=== Begin Enclosure ===
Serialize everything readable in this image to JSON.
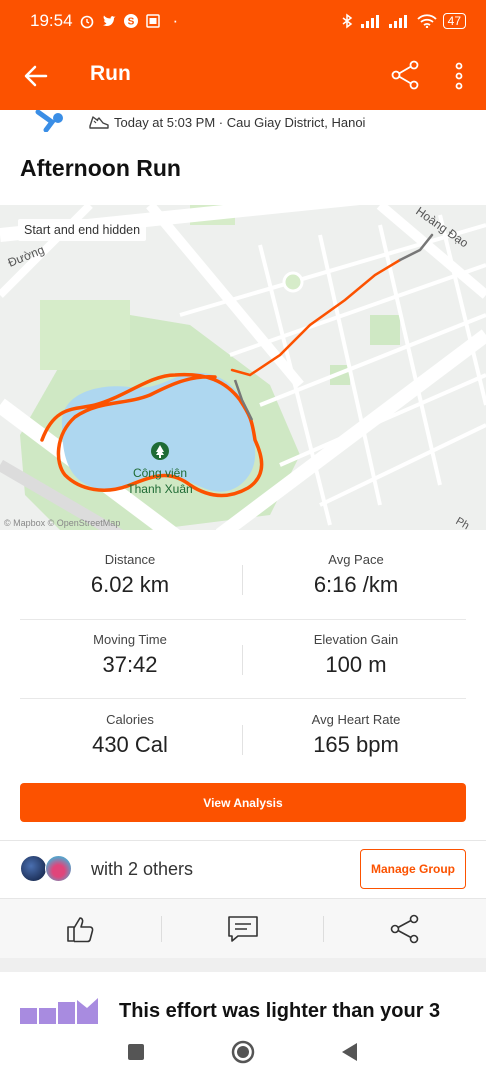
{
  "status_bar": {
    "time": "19:54",
    "battery": "47",
    "left_icons": [
      "alarm-icon",
      "twitter-icon",
      "app-icon",
      "image-icon",
      "dot-icon"
    ],
    "right_icons": [
      "bluetooth-icon",
      "signal-icon",
      "signal-icon",
      "wifi-icon",
      "battery-icon"
    ]
  },
  "app_bar": {
    "title": "Run",
    "back_icon": "arrow-left-icon",
    "share_icon": "share-icon",
    "more_icon": "more-vertical-icon"
  },
  "activity": {
    "meta": "Today at 5:03 PM · Cau Giay District, Hanoi",
    "title": "Afternoon Run"
  },
  "map": {
    "notice": "Start and end hidden",
    "attribution": "© Mapbox © OpenStreetMap",
    "labels": [
      "Đường",
      "Hoàng Đạo",
      "Công viên",
      "Thanh Xuân",
      "Ph"
    ],
    "route_color": "#fc5200"
  },
  "stats": [
    {
      "label": "Distance",
      "value": "6.02 km"
    },
    {
      "label": "Avg Pace",
      "value": "6:16 /km"
    },
    {
      "label": "Moving Time",
      "value": "37:42"
    },
    {
      "label": "Elevation Gain",
      "value": "100 m"
    },
    {
      "label": "Calories",
      "value": "430 Cal"
    },
    {
      "label": "Avg Heart Rate",
      "value": "165 bpm"
    }
  ],
  "buttons": {
    "view_analysis": "View Analysis",
    "manage_group": "Manage Group"
  },
  "group": {
    "with_text": "with 2 others"
  },
  "actions": [
    "thumbs-up-icon",
    "comment-icon",
    "share-icon"
  ],
  "insight": {
    "text": "This effort was lighter than your 3"
  },
  "colors": {
    "brand": "#fc5200",
    "park": "#cfe8c4",
    "water": "#aed7f0"
  }
}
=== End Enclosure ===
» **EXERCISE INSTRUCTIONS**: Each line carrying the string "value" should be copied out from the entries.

» **RESULT OF THIS TASK**:
      "value": "6.02 km"
      "value": "6:16 /km"
      "value": "37:42"
      "value": "100 m"
      "value": "430 Cal"
      "value": "165 bpm"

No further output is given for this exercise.